— Instructions to follow —
Go through the entries below and retype them exactly, omitting each picture.
-------- Supplied information --------
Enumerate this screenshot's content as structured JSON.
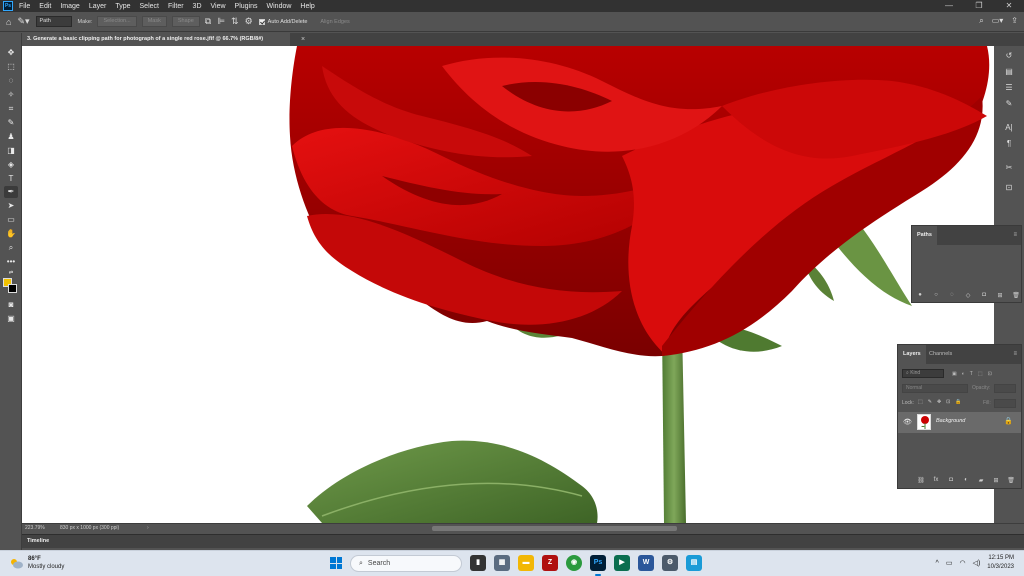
{
  "app": {
    "logo": "Ps",
    "menus": [
      "File",
      "Edit",
      "Image",
      "Layer",
      "Type",
      "Select",
      "Filter",
      "3D",
      "View",
      "Plugins",
      "Window",
      "Help"
    ]
  },
  "options": {
    "mode_value": "Path",
    "make_label": "Make:",
    "selection_btn": "Selection...",
    "mask_btn": "Mask",
    "shape_btn": "Shape",
    "auto_add_delete": "Auto Add/Delete",
    "align_edges": "Align Edges"
  },
  "document": {
    "tab_title": "3. Generate a basic clipping path for photograph of a single red rose.jfif @ 66.7% (RGB/8#)",
    "zoom": "223.79%",
    "info": "830 px x 1000 px (300 ppi)"
  },
  "colors": {
    "foreground": "#f2c200",
    "background": "#000000"
  },
  "timeline_label": "Timeline",
  "paths_panel": {
    "tab": "Paths"
  },
  "layers_panel": {
    "tabs": [
      "Layers",
      "Channels"
    ],
    "kind_placeholder": "Kind",
    "blend_mode": "Normal",
    "opacity_label": "Opacity:",
    "lock_label": "Lock:",
    "fill_label": "Fill:",
    "layer_name": "Background"
  },
  "taskbar": {
    "temperature": "86°F",
    "weather": "Mostly cloudy",
    "search_placeholder": "Search",
    "time": "12:15 PM",
    "date": "10/3/2023"
  }
}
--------
— Solution for this task —
Enumerate this screenshot's content as structured JSON.
{
  "app": {
    "logo": "Ps",
    "menus": [
      "File",
      "Edit",
      "Image",
      "Layer",
      "Type",
      "Select",
      "Filter",
      "3D",
      "View",
      "Plugins",
      "Window",
      "Help"
    ]
  },
  "options": {
    "mode_value": "Path",
    "make_label": "Make:",
    "selection_btn": "Selection...",
    "mask_btn": "Mask",
    "shape_btn": "Shape",
    "auto_add_delete": "Auto Add/Delete",
    "align_edges": "Align Edges"
  },
  "document": {
    "tab_title": "3. Generate a basic clipping path for photograph of a single red rose.jfif @ 66.7% (RGB/8#)",
    "zoom": "223.79%",
    "info": "830 px x 1000 px (300 ppi)"
  },
  "colors": {
    "foreground": "#f2c200",
    "background": "#000000"
  },
  "timeline_label": "Timeline",
  "paths_panel": {
    "tab": "Paths"
  },
  "layers_panel": {
    "tabs": [
      "Layers",
      "Channels"
    ],
    "kind_placeholder": "Kind",
    "blend_mode": "Normal",
    "opacity_label": "Opacity:",
    "lock_label": "Lock:",
    "fill_label": "Fill:",
    "layer_name": "Background"
  },
  "taskbar": {
    "temperature": "86°F",
    "weather": "Mostly cloudy",
    "search_placeholder": "Search",
    "time": "12:15 PM",
    "date": "10/3/2023"
  }
}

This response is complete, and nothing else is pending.